Problem requirements: Give the data again in full. Keep every line the same.

Records shown:
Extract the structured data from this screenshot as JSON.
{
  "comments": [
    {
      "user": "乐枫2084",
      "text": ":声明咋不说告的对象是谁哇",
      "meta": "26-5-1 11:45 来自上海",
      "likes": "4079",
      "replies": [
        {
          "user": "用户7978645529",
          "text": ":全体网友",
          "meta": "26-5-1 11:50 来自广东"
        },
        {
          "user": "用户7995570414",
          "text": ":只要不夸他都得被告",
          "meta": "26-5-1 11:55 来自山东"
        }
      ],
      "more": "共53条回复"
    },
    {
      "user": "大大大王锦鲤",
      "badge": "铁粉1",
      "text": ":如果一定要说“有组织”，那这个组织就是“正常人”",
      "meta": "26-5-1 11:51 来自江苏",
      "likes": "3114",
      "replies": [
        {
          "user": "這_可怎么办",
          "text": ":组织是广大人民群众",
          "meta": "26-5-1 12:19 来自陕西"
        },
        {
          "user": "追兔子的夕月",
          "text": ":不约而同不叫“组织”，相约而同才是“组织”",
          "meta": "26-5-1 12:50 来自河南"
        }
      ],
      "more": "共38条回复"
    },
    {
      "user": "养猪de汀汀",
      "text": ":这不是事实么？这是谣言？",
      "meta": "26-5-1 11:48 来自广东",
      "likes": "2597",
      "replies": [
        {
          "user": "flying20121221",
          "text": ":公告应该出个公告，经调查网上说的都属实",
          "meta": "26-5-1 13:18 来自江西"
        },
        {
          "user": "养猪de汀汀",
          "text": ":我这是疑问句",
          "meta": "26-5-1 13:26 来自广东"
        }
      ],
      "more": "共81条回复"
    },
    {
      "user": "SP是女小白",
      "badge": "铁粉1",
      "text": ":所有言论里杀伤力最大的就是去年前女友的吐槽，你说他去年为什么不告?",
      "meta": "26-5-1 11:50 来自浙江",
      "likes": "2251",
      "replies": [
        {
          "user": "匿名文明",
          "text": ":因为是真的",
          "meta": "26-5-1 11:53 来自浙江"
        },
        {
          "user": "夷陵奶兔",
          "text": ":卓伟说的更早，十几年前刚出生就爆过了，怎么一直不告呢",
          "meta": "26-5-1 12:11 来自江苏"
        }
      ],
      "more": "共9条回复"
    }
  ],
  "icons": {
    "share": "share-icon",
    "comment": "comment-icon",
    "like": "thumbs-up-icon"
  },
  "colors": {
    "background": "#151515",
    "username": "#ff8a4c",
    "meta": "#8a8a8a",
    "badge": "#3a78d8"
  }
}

Expected answer:
Extract the structured data from this screenshot as JSON.
{
  "comments": [
    {
      "user": "乐枫2084",
      "text": ":声明咋不说告的对象是谁哇",
      "meta": "26-5-1 11:45 来自上海",
      "likes": "4079",
      "replies": [
        {
          "user": "用户7978645529",
          "text": ":全体网友",
          "meta": "26-5-1 11:50 来自广东"
        },
        {
          "user": "用户7995570414",
          "text": ":只要不夸他都得被告",
          "meta": "26-5-1 11:55 来自山东"
        }
      ],
      "more": "共53条回复"
    },
    {
      "user": "大大大王锦鲤",
      "badge": "铁粉1",
      "text": ":如果一定要说“有组织”，那这个组织就是“正常人”",
      "meta": "26-5-1 11:51 来自江苏",
      "likes": "3114",
      "replies": [
        {
          "user": "這_可怎么办",
          "text": ":组织是广大人民群众",
          "meta": "26-5-1 12:19 来自陕西"
        },
        {
          "user": "追兔子的夕月",
          "text": ":不约而同不叫“组织”，相约而同才是“组织”",
          "meta": "26-5-1 12:50 来自河南"
        }
      ],
      "more": "共38条回复"
    },
    {
      "user": "养猪de汀汀",
      "text": ":这不是事实么？这是谣言？",
      "meta": "26-5-1 11:48 来自广东",
      "likes": "2597",
      "replies": [
        {
          "user": "flying20121221",
          "text": ":公告应该出个公告，经调查网上说的都属实",
          "meta": "26-5-1 13:18 来自江西"
        },
        {
          "user": "养猪de汀汀",
          "text": ":我这是疑问句",
          "meta": "26-5-1 13:26 来自广东"
        }
      ],
      "more": "共81条回复"
    },
    {
      "user": "SP是女小白",
      "badge": "铁粉1",
      "text": ":所有言论里杀伤力最大的就是去年前女友的吐槽，你说他去年为什么不告?",
      "meta": "26-5-1 11:50 来自浙江",
      "likes": "2251",
      "replies": [
        {
          "user": "匿名文明",
          "text": ":因为是真的",
          "meta": "26-5-1 11:53 来自浙江"
        },
        {
          "user": "夷陵奶兔",
          "text": ":卓伟说的更早，十几年前刚出生就爆过了，怎么一直不告呢",
          "meta": "26-5-1 12:11 来自江苏"
        }
      ],
      "more": "共9条回复"
    }
  ],
  "icons": {
    "share": "share-icon",
    "comment": "comment-icon",
    "like": "thumbs-up-icon"
  },
  "colors": {
    "background": "#151515",
    "username": "#ff8a4c",
    "meta": "#8a8a8a",
    "badge": "#3a78d8"
  }
}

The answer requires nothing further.